Nooyi is a prime example of how CEOs can shift an entire business model to adapt to changing markets. And she is somewhat lesser-known — ask anyone who Jeff Bezos and Elon Musk is, and they’ll be able to tell you. Then ask them who runs Pepsi.
Stewart Butterfield, Slack
Stewart Butterfield has literally changed the way companies internally communicate with Slack, a business-oriented cross-platform messaging app with more than eight million daily active users.
Currently, Slack has a valuation somewhere from $5.1 billion up to a rumored $9 billion. In 2015, Inc. named Slack its company of the year.
Dennis Mortensen, x.ai
When a Business Insider journalist had to set up a meeting with a CEO, he exchanged 13 emails with an assistant named Amy to coordinate a time. It wasn’t until the thirteenth email that he figured out he had been corresponding with a robot.
The artificial intelligence program was the brainchild of Dennis Mortensen, CEO of x.ai, a New York City-based startup focusing on creating virtual assistant artificial intelligence. Mortensen’s vision is create an A.I. so believable, that users would never know they were communicating with an algorithm instead of a real person.
Mortensen is also poised to bring his virtual assistant technology to Slack and Amazon’s Alexa.
Aaron Levie, Box
Aaron Levie dropped out of college to found the company in 2005; six years later he turned away a $600 million buyout and currently has a $3.5 billion market cap.

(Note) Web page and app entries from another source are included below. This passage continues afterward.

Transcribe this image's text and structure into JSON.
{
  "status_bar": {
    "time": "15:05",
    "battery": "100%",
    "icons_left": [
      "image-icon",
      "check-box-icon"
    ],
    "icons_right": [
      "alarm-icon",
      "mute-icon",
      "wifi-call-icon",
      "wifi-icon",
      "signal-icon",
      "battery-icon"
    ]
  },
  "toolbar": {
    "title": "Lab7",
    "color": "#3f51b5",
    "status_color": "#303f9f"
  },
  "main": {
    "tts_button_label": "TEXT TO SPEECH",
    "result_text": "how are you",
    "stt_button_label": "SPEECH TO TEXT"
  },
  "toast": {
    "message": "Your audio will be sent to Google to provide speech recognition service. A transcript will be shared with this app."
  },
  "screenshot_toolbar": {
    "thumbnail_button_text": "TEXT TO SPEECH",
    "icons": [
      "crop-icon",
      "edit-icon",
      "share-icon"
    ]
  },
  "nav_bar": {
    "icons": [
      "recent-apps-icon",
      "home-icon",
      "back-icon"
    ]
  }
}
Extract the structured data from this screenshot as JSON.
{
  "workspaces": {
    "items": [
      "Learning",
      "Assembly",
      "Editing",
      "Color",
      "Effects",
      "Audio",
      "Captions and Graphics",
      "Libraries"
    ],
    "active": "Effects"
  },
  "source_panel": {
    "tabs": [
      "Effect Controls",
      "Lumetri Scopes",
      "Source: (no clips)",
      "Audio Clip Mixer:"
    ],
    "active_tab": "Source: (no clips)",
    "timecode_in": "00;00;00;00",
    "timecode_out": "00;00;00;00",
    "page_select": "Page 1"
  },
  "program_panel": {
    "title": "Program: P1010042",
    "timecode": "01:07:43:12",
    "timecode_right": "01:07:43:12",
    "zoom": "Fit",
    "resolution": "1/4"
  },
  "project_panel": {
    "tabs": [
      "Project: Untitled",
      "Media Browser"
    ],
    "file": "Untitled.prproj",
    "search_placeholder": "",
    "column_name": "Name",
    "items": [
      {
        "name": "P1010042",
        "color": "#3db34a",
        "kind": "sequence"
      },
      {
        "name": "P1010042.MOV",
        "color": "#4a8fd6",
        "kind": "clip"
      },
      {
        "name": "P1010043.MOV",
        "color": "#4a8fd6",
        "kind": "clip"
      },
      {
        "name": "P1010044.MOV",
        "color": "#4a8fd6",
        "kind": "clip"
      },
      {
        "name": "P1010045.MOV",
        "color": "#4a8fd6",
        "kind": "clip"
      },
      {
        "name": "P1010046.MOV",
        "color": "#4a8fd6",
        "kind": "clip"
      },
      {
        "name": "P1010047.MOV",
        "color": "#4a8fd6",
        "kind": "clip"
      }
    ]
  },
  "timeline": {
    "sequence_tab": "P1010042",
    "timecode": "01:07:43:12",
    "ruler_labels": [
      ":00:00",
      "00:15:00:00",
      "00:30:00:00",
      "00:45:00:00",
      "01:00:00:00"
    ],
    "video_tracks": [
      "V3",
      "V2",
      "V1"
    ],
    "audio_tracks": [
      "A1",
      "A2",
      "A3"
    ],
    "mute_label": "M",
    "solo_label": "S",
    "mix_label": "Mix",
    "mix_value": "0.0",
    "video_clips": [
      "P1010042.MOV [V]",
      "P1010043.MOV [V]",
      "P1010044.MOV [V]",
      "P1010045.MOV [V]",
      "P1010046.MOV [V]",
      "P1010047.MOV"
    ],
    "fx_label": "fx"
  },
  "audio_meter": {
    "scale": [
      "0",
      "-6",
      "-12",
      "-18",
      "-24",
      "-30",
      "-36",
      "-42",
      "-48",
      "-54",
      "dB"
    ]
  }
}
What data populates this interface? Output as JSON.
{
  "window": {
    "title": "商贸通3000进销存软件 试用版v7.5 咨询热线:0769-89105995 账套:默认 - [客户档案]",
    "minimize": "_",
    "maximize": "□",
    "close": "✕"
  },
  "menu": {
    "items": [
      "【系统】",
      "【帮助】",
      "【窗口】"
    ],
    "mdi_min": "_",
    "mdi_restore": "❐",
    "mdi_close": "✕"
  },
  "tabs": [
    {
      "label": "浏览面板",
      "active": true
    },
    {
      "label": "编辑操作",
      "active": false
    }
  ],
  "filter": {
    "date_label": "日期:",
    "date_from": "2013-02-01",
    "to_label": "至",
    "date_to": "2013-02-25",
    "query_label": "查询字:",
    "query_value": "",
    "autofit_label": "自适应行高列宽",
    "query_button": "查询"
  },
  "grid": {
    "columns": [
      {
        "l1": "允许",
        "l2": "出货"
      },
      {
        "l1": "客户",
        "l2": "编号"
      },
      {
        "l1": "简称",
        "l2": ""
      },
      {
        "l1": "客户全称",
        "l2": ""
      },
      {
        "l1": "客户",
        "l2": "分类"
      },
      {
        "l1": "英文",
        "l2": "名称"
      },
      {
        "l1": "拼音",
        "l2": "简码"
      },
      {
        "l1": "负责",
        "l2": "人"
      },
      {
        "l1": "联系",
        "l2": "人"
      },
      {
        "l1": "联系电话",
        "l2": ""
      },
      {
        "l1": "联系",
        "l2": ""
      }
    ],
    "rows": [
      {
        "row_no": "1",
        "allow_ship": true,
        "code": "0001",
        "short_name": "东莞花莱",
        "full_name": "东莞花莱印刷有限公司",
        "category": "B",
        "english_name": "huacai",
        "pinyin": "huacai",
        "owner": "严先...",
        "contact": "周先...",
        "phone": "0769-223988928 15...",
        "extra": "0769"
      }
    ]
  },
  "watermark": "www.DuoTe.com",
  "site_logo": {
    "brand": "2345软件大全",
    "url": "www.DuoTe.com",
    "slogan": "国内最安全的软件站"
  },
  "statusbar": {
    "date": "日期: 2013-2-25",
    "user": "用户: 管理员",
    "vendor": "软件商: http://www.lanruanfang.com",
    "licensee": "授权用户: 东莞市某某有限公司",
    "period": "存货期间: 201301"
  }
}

Box is a cloud-based storage service, kind of like Dropbox. Unlike Dropbox, Box is aimed at big companies for internal use — and it may change the way many corporations do business.
Levie is also looking to incorporate machine learning into its platform by adding tech like audio transcription and sentiment analysis “so businesses can do things like monitor call center employees and get a quick overview of what happened on a call without ever having to listen to it,” according to Fast Company.
Melonee Wise, Fetch Robotics
Imagine wanting a cookie at work, typing “Robot, I’m hungry,” into Slack, and having a robot wheel over to you with a box full of treats.
That’s not just the future. It’s a workplace perk at Melonee Wise’s startup, Fetch Robotics.
Fetch designs, builds and sells machines to warehouses and factories around the world — and Wise is trying to do it consciously. As she told MIT Technology Review, “No one has ever lost a job because of our robots. Customers need us because they just can’t hire enough people.”
Wise’s vision isn’t replacing people with robots. It’s about incorporating autonomous robots to help existing workers.
Marc Raibert, Boston Dynamics
Perhaps no other company has captured the public’s imagination with futuristic robots like Boston Dynamics.
Their videos of life-sized robots of running, back-flipping and opening doors have gone viral over the past few years. But while it’s fun to imagine having a robot buddy to help around the house, they may be able to alter the entire business world.
Boston Dynamics’ CEO Marc Raibert is dreaming big. He imagines a future where robots can deliver packages, act as security guards, work construction and help take care of the elderly.
And those security guard robots aren’t far off. Boston Dynamics is set to get its four-legged robo dog, SpotMini, to the market in 2019. It still looks like it’ll be awhile before the SpotMini can outright replace a security guard, but imagine a world where business’ security payrolls are replaced with bills from mechanics.
Sanjit Biswas, Samsara
Samsara is a tech company that offers wireless inter-connected sensors that could have applications from grocery stories to trucking companies to municipalities. For example, in a semi-truck carrying food, one sensor may be able to relay temperature back to the distributor. Another example, according to their press release, says publishing snow plow routes could show residents where they can find a clear path.
Samsara’s CEO, Sanjit Biswas, is clearly doing something right: he was awarded the No. 1 spot on Glassdoor’s 2018 Top CEOs for small and medium businesses.